### Staff: Mentor

How did you get 5?

3. Dec 8, 2017

### bb13

Using Monte Carlo simulation and finding the efficiency for the annihilation. Selecting only the events that passa a certain cut, I used σ=Nselected/(Lε) where L is the luminosity and epsilon the efficiency found with Monte Carlo.
I think I'm suposed to get this value and explain it with the ϒ meson, but I don't know how and I didn't find any explanation in any book. Thank you.

4. Dec 8, 2017

### Staff: Mentor

Then something is wrong with your Monte Carlo or the efficiency treatment.
What are the cross sections you got?

The ϒ mesons don't matter if you are at exactly 10 GeV or generally not inside one of the resonances.

5. Dec 8, 2017

### bb13

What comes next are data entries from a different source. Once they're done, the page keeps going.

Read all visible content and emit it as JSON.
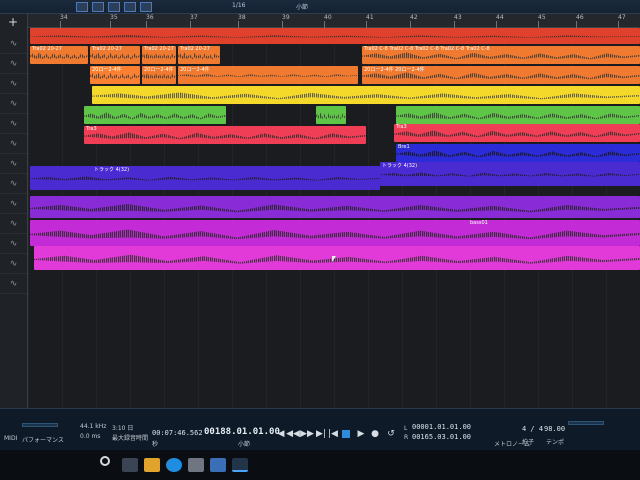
{
  "toolbar": {
    "quantize": "1/16",
    "mode": "小節",
    "icons": [
      "arrow-tool-icon",
      "pencil-icon",
      "eraser-icon",
      "split-icon",
      "mute-icon"
    ]
  },
  "ruler": {
    "bars": [
      "34",
      "35",
      "36",
      "37",
      "38",
      "39",
      "40",
      "41",
      "42",
      "43",
      "44",
      "45",
      "46",
      "47"
    ]
  },
  "track_header": {
    "add_button": "+",
    "track_icons": [
      "waveform-icon",
      "waveform-icon",
      "waveform-icon",
      "waveform-icon",
      "waveform-icon",
      "waveform-icon",
      "waveform-icon",
      "waveform-icon",
      "waveform-icon",
      "waveform-icon",
      "waveform-icon",
      "waveform-icon",
      "waveform-icon"
    ]
  },
  "clips": [
    {
      "row": 0,
      "color": "red",
      "label": ""
    },
    {
      "row": 1,
      "color": "orange",
      "label": "Tra02 20-27"
    },
    {
      "row": 1,
      "color": "orange",
      "label": "Tra02 20-27"
    },
    {
      "row": 1,
      "color": "orange",
      "label": "Tra02 20-27"
    },
    {
      "row": 1,
      "color": "orange",
      "label": "Tra02 20-27"
    },
    {
      "row": 1,
      "color": "orange",
      "label": "Tra02 C-8 Tra02 C-8 Tra02 C-8 Tra02 C-8 Tra02 C-8"
    },
    {
      "row": 2,
      "color": "orange",
      "label": "20ロー2-4件"
    },
    {
      "row": 2,
      "color": "orange",
      "label": "20ロー2-4件"
    },
    {
      "row": 2,
      "color": "orange",
      "label": "20ロー2-4件"
    },
    {
      "row": 2,
      "color": "orange",
      "label": "20ロー2-4件 20ロー2-4件"
    },
    {
      "row": 3,
      "color": "yellow",
      "label": ""
    },
    {
      "row": 4,
      "color": "green",
      "label": ""
    },
    {
      "row": 5,
      "color": "pinkred",
      "label": "Tra3"
    },
    {
      "row": 5,
      "color": "pinkred",
      "label": "Tra3"
    },
    {
      "row": 6,
      "color": "blue",
      "label": "Bre1"
    },
    {
      "row": 7,
      "color": "indigo",
      "label": "トラック 4(32)"
    },
    {
      "row": 7,
      "color": "indigo",
      "label": "トラック 4(32)"
    },
    {
      "row": 8,
      "color": "violet",
      "label": ""
    },
    {
      "row": 9,
      "color": "magenta",
      "label": "bass01"
    },
    {
      "row": 10,
      "color": "pink",
      "label": ""
    }
  ],
  "transport": {
    "midi": "MIDI",
    "performance": "パフォーマンス",
    "sample_rate": "44.1 kHz",
    "latency": "0.0 ms",
    "record_time": "3:10 日",
    "record_label": "最大録音時間",
    "time": "00:07:46.562",
    "time_unit": "秒",
    "position": "00188.01.01.00",
    "position_unit": "小節",
    "loop_start": "00001.01.01.00",
    "loop_end": "00165.03.01.00",
    "loop_labels": [
      "L",
      "R"
    ],
    "signature": "4 / 4",
    "signature_label": "拍子",
    "metronome_label": "メトロノーム",
    "tempo": "98.00",
    "tempo_label": "テンポ"
  },
  "taskbar": {
    "icons": [
      "windows-icon",
      "search-icon",
      "task-view-icon",
      "file-explorer-icon",
      "edge-icon",
      "store-icon",
      "photos-icon",
      "studio-one-icon"
    ]
  }
}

The exact center of mass energy is √s=10.539 GeV
σ(e+e-→μ+μ-)=782 pb

6. Dec 8, 2017

### Staff: Mentor

That is inside the ϒ(4s) peak. Sure, that changes the values. You probably get something between the R-value outside the resonances and the ϒ(4s) decay modes.

7. Dec 8, 2017

### bb13

Could you give some insight about what decay modes could increase the value of σ(e+e-→hadrons) and how would that increase the cross section please?

8. Dec 8, 2017

### Staff: Mentor

Check the decay modes and see which interaction is leading to them. It is not the electromagnetic interaction.

9. Dec 9, 2017

### bb13

Looking in the PDG website I can see that the decat into B Bbar is the most favourable decay. Is that enough to say why the hadronic cross section is so large? Or should I also look the decays of B Bbar? According to PDG the most favourble decay for B is a leptonic decay, which I don't see how would increase the hadronic cross section, it should in fact lower R as the cross section into muons would increase, wouldn't it?

10. Dec 9, 2017

### Staff: Mentor

The R value considers the direct collision process only. B mesons are hadrons, their decay modes later don’t matter.

Which interaction leads to the decay to two B mesons? Can you see why the derivation of the R value doesn’t work there?

11. Dec 9, 2017

### bb13

The weak interaction leads to the two B mesons, right? But I still don't see why the R value doesn't work.

Until know we've seen that the e+e- decays into ϒ(4s) which at the same time decays into B mesons thus increasing the cross section for the decay into hadrons right? I don't understand why the derivation for R doesn't work under this procedure.

12. Dec 10, 2017

### Staff: Mentor

Why would you expect the weak interaction to be relevant?
Even if it would: Why would you expect it to follow a rule that is based on electric charges?

e+e- doesn’t “decay” to ϒ(4s).

The R-value of 10/3 comes from the assumption that the e+e- pair interacts via a virtual photon. Only in this case are the electric charges relevant. An ϒ is not a photon.

13. Dec 10, 2017

### bb13

I think I'm starting to understand. So the ϒ is generated when the e+e- annihilate into quark and antiquark via electromagnetic interaction, but the B mesons are generated via the weak interaction on ϒ, so they are not taken into account for the rule of R=10/3, thus increasing that value?

14. Dec 10, 2017

### Staff: Mentor

There is no weak interaction involved.

The $\Upsilon$ is a resonance, it has a cross section way above the process you consider to get R=10/3 for other energies.
It decays via the strong interaction with nearly 100% probability, and that decay produces hadrons.